Phenobarbital overdoseLuminal overdose
Phenobarbital is a medicine used to treat epilepsy (seizures), anxiety, and insomnia. It is in a class of medicines called barbiturates. Phenobarbital overdose occurs when someone intentionally or accidentally takes too much of this medicine. Barbiturates are addictive, producing physical dependence and a withdrawal syndrome that can be life-threatening.
Epilepsy is a brain disorder in which a person has repeated seizures over time. Seizures are episodes of uncontrolled and abnormal firing of brain c...
Insomnia is trouble falling asleep, staying asleep through the night, or waking up too early in the morning. Episodes of insomnia may come and go or ...
This information is for information only. Do NOT use it to treat or manage an actual overdose. If you or someone you are with overdoses, call your local emergency number (such as 911), or your local poison center can be reached directly by calling the national toll-free Poison Help hotline (1-800-222-1222) from anywhere in the United States.
An overdose is when you take more than the normal or recommended amount of something, often a drug. An overdose may result in serious, harmful sympt...
Other names for this drug are:
Note: This list may not be all-inclusive.
Symptoms of a phenobarbital overdose may include:
Heart and blood vessels:
- Heart failure
- Low blood pressure (shock, in extreme cases)
- Weak pulse
Kidneys and bladder:
- Kidney failure (possible)
- Difficulty breathing
- Slowed or stopped breathing
- Pneumonia (possible)
- Coma (lack of responsiveness)
- Decreased energy
- Delirium (confusion and agitation)
- Slurred speech
- Unsteady gait
- Large blisters
Before Calling Emergency
The following information is helpful for emergency assistance:
- The person's age, weight, and condition
- Name of product (as well as the ingredients and strength if known)
- The time it was swallowed
- The amount swallowed
- If the medicine was prescribed for the person
However, DO NOT delay calling for help if this information is not immediately available.
Your local poison control center can be reached directly by calling the national toll-free Poison Help hotline (1-800-222-1222) from anywhere in the United States. This hotline will let you talk to experts in poisoning. They will give you further instructions.
Local poison control center
For a POISON EMERGENCY call:1-800-222-1222ANYWHERE IN THE UNITED STATESThis national hotline number will let you talk to experts in poisoning. This ...
This is a free and confidential service. All local poison control centers in the United States use this national number. You should call if you have any questions about poisoning or poison prevention. It does NOT need to be an emergency. You can call for any reason, 24 hours a day, 7 days a week.
Take the pill container with you to the hospital, if possible.

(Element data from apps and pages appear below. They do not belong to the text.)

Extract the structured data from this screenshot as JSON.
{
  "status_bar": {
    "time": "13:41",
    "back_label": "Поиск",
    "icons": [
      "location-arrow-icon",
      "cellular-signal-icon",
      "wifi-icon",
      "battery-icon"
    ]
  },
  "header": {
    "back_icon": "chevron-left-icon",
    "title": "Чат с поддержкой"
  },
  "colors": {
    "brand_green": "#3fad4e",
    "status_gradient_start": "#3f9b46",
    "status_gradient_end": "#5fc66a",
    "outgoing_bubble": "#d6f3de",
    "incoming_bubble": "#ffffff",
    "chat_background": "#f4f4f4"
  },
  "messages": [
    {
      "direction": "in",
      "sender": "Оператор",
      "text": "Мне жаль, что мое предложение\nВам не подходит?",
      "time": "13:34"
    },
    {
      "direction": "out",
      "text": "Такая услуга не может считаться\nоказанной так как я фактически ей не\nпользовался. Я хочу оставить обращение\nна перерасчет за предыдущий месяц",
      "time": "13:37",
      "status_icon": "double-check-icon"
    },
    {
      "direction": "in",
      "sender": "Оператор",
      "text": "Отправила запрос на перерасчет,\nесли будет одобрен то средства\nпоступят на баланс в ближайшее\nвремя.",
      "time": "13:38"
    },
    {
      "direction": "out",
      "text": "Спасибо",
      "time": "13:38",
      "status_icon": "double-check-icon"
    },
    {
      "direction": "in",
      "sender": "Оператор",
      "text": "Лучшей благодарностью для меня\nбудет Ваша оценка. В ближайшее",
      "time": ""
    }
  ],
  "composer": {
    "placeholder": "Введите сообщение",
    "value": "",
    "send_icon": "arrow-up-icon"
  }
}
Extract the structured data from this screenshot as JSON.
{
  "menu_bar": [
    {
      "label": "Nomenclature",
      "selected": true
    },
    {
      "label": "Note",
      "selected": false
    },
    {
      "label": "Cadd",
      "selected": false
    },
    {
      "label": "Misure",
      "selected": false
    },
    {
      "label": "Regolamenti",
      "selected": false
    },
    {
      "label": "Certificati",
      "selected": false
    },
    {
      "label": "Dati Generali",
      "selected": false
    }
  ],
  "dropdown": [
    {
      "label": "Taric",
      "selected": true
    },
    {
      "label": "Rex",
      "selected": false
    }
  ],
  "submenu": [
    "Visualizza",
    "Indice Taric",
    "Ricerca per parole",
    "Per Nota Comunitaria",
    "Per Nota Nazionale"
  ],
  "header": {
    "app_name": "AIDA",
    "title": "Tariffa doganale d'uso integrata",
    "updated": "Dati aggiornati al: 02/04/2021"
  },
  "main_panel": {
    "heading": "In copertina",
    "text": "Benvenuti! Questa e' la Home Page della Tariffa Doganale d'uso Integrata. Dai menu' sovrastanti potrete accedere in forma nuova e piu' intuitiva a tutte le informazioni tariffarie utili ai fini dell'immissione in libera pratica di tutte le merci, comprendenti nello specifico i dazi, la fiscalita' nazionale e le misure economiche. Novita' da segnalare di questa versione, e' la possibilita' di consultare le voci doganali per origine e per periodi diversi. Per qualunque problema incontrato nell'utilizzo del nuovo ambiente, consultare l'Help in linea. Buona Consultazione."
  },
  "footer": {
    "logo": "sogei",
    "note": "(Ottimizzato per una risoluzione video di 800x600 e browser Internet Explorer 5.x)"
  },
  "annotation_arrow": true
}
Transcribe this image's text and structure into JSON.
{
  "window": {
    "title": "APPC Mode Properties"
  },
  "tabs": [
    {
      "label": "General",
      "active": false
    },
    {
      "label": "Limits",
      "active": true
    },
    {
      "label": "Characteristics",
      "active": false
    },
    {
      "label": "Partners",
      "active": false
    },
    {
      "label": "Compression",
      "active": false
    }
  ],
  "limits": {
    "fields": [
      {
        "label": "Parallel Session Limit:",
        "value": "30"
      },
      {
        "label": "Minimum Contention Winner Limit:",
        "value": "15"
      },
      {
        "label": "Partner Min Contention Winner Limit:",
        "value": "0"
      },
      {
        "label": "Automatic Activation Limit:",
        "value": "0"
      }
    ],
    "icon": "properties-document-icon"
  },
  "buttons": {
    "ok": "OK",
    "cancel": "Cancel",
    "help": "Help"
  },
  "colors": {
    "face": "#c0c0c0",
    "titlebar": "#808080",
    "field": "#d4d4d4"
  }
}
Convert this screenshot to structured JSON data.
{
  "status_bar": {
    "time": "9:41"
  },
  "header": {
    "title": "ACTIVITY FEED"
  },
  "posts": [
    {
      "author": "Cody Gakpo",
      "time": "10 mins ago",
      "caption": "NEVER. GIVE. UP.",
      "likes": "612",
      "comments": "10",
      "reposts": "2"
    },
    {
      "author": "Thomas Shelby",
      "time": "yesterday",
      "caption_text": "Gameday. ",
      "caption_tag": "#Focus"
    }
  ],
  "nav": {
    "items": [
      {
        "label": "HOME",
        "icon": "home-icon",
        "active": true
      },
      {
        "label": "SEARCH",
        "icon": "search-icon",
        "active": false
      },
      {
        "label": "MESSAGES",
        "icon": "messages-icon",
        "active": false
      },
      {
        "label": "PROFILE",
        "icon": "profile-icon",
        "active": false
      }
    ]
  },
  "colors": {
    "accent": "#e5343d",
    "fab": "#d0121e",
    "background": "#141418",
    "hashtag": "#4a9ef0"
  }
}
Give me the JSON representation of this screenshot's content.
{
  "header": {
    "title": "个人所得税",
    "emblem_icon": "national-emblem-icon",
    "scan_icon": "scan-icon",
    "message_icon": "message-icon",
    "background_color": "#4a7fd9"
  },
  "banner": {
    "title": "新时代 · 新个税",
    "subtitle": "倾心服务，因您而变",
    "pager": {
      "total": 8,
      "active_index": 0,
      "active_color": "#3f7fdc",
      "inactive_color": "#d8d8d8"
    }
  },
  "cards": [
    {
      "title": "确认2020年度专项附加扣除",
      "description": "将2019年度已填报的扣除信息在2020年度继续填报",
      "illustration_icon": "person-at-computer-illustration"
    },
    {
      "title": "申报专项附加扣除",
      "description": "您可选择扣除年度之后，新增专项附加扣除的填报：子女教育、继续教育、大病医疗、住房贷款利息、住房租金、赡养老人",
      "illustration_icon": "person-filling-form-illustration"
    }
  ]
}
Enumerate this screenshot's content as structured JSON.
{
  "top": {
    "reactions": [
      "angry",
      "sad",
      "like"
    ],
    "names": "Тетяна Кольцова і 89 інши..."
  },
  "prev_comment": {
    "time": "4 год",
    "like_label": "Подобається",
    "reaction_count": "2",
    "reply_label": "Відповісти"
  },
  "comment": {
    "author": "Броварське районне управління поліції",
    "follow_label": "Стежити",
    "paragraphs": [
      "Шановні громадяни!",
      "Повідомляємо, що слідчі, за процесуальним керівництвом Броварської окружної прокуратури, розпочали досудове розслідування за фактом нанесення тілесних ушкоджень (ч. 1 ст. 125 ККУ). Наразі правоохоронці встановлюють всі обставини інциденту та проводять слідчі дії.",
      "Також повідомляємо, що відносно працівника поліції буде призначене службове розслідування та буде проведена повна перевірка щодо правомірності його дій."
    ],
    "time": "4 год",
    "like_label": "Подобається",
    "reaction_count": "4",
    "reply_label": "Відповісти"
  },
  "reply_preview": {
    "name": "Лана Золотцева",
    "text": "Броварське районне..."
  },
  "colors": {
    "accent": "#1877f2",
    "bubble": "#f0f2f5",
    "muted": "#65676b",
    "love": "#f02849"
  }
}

What to Expect at the Emergency Room
The health care provider will measure and monitor the person's vital signs, including temperature, pulse, breathing rate, and blood pressure.
Symptoms will be treated as appropriate. The person may receive:
- Activated charcoal
- Airway support, including oxygen, breathing tube through the mouth (intubation), and ventilator (breathing machine)
- Blood and urine tests
- Chest x-ray
- ECG (electrocardiogram, or heart tracing)
- Fluids through the vein (intravenous or IV)
- Medicines to treat symptoms
This list may not be all-inclusive.
People who have persistent symptoms after initial treatment may need to be admitted to the hospital for further care.
How well the person does depends on the severity of the overdose and how quickly treatment is received. With proper treatment, people can recover in 1 to 5 days. If there has been prolonged coma and shock (damage to multiple internal organs), a more serious outcome is possible.
Aronson JK. Phenobarbital. In: Aronson JK, ed. Meyler's Side Effects of Drugs. 16th ed. Waltham, MA: Elsevier; 2016:678-687.
Gussow L, Carlson A. Sedative hypnotics. In: Walls RM, Hockberger RS, Gausche-Hill M, eds. Rosen's Emergency Medicine: Concepts and Clinical Practice. 9th ed. Philadelphia, PA: Elsevier; 2018:chap 159.
Review Date: 12/21/2018
Reviewed By: Jacob L. Heller, MD, MHA, Emergency Medicine, Emeritus, Virginia Mason Medical Center, Seattle, WA. Also reviewed by David Zieve, MD, MHA, Medical Director, Brenda Conaway, Editorial Director, and the A.D.A.M. Editorial team.